She listened, resisted offering advice – just explored options and solutions with me. By the end of the conversation, we were both crying a little, and gave each other a hug over the computer. I read this week about a scientific research project on happiness and wellbeing. There was one simple question that caught my eye – it was – “is there anyone in your life you would feel comfortable calling at 4 AM to talk about a problem”? If there is, your life expectancy is greater. I thought of this person, expecting 30 guests in a matter of minutes, who took the time to listen, to connect. And I can think of a handful of people who I would be able to talk to this way. I do, indeed, have a lot to be thankful for.
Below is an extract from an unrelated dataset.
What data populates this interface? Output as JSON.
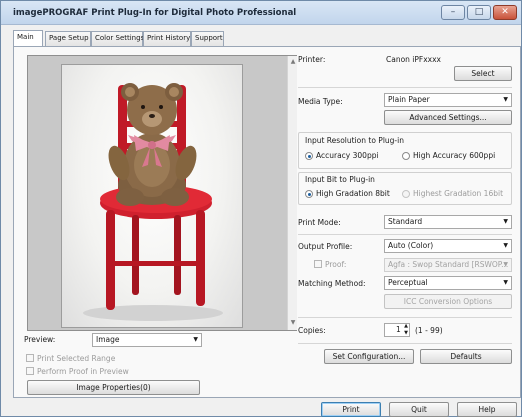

  • Scotty says:

    When and where in Cologne? I live here but can’t find an Artemis gig in local listings or on the quartet’s concert page. It must be my fault; it’s common knowledge that I’m slowwitted. But can you help a brother out?

    • Anthea Kreston says:

      Scottie – I see here that we go into Cologne but looks like we play in Weiden. Must be somewhere close….can you find it?

      • Meal says:

        Er, not to sure whether you are going to play close to Cologne. According to the webpage of the Artemis Quartett you are going to play at the Max-Reger-Halle in Weiden. Although there is a borough “Weiden” in Cologne there is no Max-Reger-Halle in that borough. Unfortunately for Scotty and me you will be playing in Weiden (Oberpfalz) (, at least 5 hours away from Cologne …

  • Scotty says:

    Yes indeed. It’s barely out of town. Straight west on Aachener Straße. Thanks, Anthea.

    • Meal says:

      I do not believe that she is going to play in Weiden (Cologne) (cf. above). At least she should double check whether she has got the right address and booked the right hotel.

  • Anthea kreston says:

    Oh ha ha. Typical for me. I am sure you are right. I am in intermission in Geneva now – last night at midnight I was checking into my flight (i was in Berlin) and I noticed the flight was going from Brussels to Geneva, not Berlin to Geneva. I had to quickly buy a new flight! Oh my gosh sometimes it is scary. Too many details!

  • Marg says:

    I moved from Australia to the US, just me and no-one else in tow, and it was difficult enough to really arrive at the point where I felt pretty integrated into the life. I cant imagine how it is when you have totally different customs, food, language, etc to deal with, as well as caring for the well being of very young children. I think you are all amazing.

  • Rachelle McCabe says:

    Anthea, your blog article brought tears to my eyes. We miss you in Corvallis! Our best to the whole family. Rachelle and Philip